In an enticing review in the New York Sun, Ruth Franklin says that Philip Davis's new bio of Bernard Malamud captures the writer's "gift for depicting the extraordinary in the ordinary," but questions Davis' occasional judgements:
Mr. Davis claims that Malamud was "using adultery, imaginatively, to support marriage," but this does not quite ring true. Similarly unconvincing is his argument that "Dubin's Lives," Malamud's fifth novel (apparently inspired by one of his affairs), is the writer's masterpiece. In fact, the years of Malamud's deepest personal troubles were also his most fallow years creatively.
It's been years since I even looked at it, but I remember Dubin's Lives rather fondly; it's in that small group on novels, like Nabokov's The Real Life of Sebastian Knight or A.S. Byatt's The Biographer's Tale, that are about the whole idea of biography, of what devoting your life to capturing someone else's story says about your own -- particularly this character Dubin, who is working on a biography of D.H. Lawrence, and whose unhappily married middle age is livened up by an affair with a young student.
Is it reading in too much to say that Malamud, like the recent Roth, gave his fictive self some great sex? Probably.
I can't say whether the book is Malamud's greatest, but the news that someone thinks so intrigues me.

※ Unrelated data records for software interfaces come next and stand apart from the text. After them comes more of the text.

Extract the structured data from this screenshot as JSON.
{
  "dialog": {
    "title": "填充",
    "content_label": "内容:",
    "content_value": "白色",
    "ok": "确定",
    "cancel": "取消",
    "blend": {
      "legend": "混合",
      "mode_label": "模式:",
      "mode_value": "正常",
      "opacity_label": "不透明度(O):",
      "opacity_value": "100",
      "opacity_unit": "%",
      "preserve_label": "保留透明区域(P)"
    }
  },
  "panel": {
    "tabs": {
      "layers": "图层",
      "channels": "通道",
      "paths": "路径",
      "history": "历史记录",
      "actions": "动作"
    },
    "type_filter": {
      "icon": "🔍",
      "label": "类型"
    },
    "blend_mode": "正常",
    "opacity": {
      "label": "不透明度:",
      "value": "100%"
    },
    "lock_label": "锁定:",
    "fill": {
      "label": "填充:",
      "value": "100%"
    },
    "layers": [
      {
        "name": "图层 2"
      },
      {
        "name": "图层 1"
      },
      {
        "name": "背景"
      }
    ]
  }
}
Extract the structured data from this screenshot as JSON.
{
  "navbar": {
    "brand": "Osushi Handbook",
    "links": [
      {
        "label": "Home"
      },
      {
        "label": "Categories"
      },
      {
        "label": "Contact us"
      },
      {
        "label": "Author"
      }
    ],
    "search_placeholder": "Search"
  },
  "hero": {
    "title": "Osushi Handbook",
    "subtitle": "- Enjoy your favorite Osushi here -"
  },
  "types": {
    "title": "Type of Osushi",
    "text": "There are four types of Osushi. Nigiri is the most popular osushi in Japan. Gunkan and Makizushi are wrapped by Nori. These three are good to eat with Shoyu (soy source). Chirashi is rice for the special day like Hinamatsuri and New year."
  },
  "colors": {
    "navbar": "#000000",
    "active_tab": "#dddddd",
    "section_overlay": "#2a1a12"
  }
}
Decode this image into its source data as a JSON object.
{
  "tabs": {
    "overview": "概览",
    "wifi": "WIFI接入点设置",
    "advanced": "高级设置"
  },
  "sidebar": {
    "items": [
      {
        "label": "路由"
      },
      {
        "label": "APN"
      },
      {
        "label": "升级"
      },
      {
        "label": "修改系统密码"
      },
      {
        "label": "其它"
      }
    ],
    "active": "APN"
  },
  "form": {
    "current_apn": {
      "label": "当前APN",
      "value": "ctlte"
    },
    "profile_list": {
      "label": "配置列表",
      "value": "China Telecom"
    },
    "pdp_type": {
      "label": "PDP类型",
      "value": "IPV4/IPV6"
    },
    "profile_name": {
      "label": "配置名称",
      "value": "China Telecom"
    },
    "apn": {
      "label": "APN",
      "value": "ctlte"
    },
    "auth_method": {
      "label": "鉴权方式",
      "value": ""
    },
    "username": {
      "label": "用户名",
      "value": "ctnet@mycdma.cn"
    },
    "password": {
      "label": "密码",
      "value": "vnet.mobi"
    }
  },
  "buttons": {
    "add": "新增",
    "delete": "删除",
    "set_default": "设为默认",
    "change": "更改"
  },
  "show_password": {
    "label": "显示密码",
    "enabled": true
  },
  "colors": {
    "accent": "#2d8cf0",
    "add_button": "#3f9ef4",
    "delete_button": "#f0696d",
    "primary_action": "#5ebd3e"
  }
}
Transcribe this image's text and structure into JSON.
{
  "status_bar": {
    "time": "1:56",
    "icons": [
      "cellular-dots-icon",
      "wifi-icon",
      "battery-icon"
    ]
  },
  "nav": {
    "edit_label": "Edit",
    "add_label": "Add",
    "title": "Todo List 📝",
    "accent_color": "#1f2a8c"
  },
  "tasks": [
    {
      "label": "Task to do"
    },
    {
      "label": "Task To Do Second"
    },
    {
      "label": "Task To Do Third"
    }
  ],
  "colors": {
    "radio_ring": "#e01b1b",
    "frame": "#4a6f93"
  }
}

P.S. I wonder if the Davis book reveals anything new, or if the book by Malamud's daughter beat him to the punch